Posted in Uncategorized | Leave a comment

USS Nassau LHA-4 (Decommissioned)

This slideshow requires JavaScript.

This slideshow requires JavaScript.

From 2005 to 2011, I served on the USS Nassau LHA-4. This ship known as Top Gator was commissioned July 28, 1979 and was decommissioned on March 31, 2011. I really began my naval career on this ship on June 15, 2005 and it is dear to my heart. I sailed on a total of three deployments on this ship (5 month, 6month, and 7month tours). See important dates below on timeline for LHA-4(A U.S. Carrier):

  • November 7, 2005 USS Nassau departed Naval Station Norfolk for a six-month deployment in support of the Global War on Terrorism.
  • May 4, 2005 USS Nassau returned to Naval Station Norfolk after a six-month underway period.
  • February 20, 2008 USS Nassau Expeditionary Strike Group departed Norfolk for a scheduled underway period in support of maritime security operations and theater security cooperation efforts in the U.S. 5th and 6th Fleet areas of responsibility.
  • July 11, 2008 USS Nassau ESG returned to Naval Station Norfolk after a five-month deployment
  • January 18, 2010 USS Nassau departed Naval Station Norfolk for a seven-month underway period in the U.S. 5th and 6th Fleet Areas of Responsibility.
  • August 15, 2010 LHA 4 returned to Norfolk after a seven-month deployment.
  •  March 31, 2011 USS Nassau was decommissioned in a ceremony at Norfolk Naval Station after nearly a 32 years of service. The ship will be towed to Beaumont, Texas, later this year and placed in the Navy’s reserve fleet. 

Want to learn more about the U. S. Navy ? This link will provide you information about how to join the Navy, the Navy today, and Naval Leadership. You can also check out the USS Nassau on Facebook and connect with former Nassau unit members on Millitary.com.

Posted in Uncategorized | Leave a comment

Naval Leadership- Officer Candidate School

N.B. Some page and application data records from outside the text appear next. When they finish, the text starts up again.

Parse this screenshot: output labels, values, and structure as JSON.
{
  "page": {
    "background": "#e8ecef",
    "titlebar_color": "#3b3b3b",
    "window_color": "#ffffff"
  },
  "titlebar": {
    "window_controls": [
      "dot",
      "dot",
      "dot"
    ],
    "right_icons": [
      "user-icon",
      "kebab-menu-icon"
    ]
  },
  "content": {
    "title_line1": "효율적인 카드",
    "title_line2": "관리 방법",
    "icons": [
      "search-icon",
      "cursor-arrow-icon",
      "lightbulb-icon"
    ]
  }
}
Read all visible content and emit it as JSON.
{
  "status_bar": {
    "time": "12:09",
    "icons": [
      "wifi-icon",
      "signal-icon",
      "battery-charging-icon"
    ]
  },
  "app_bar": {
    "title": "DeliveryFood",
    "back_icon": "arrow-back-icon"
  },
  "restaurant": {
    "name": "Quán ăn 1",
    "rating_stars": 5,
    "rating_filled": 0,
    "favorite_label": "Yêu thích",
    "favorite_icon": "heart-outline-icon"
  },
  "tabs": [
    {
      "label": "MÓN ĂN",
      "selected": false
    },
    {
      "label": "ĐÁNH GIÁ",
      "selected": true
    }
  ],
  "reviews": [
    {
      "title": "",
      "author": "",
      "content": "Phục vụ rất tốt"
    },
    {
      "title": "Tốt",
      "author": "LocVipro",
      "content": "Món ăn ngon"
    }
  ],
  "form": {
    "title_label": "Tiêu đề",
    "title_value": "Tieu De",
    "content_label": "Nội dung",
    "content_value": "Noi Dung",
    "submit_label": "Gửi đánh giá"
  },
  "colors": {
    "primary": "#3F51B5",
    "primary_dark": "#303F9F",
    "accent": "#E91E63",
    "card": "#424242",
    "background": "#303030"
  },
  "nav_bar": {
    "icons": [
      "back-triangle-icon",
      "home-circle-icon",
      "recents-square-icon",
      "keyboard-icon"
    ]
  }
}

Before graduation, I have been preparing my application to Candidate School (OCS). If selected, and I am commissioned as an officer, I can really begin my career as a naval leader. OCS is one of five Officer training schools located at Naval Station Newport in Rhode Island.  The 12 week OCS course is designed to give one a working knowledge of the Navy (afloat and ashore) and to prepare one to assume the responsibilities of a Naval Officer.

Officer Candidate School


To take men and women from civilian and prior enlisted life and train them to be competent, confident and disciplined Naval Officers.


Academics: 8 weeks of instruction in Naval Leadership, Seamanship, Navigation, Naval Administration, Naval Organization, Sea Power (Military History), Military Indoctrination, Naval Warfare and Damage Control.

Physical: Third Class Swim Test, Intense Physical Conditioning to increase endurance and stamina.

Posted in Uncategorized | Leave a comment

Hello world…I am OS2 Geoffrey Fuller!

I am OS2 Geoffrey Fuller ! I am currently in the United States Navy and will be graduating with my degree in Interdisciplinary studies with a concentration in Organizational Leadership. This blog is a compilation of my college and professional work in leadership. Browse around and learn more about supervision and my naval career!

Posted in Uncategorized | 1 Comment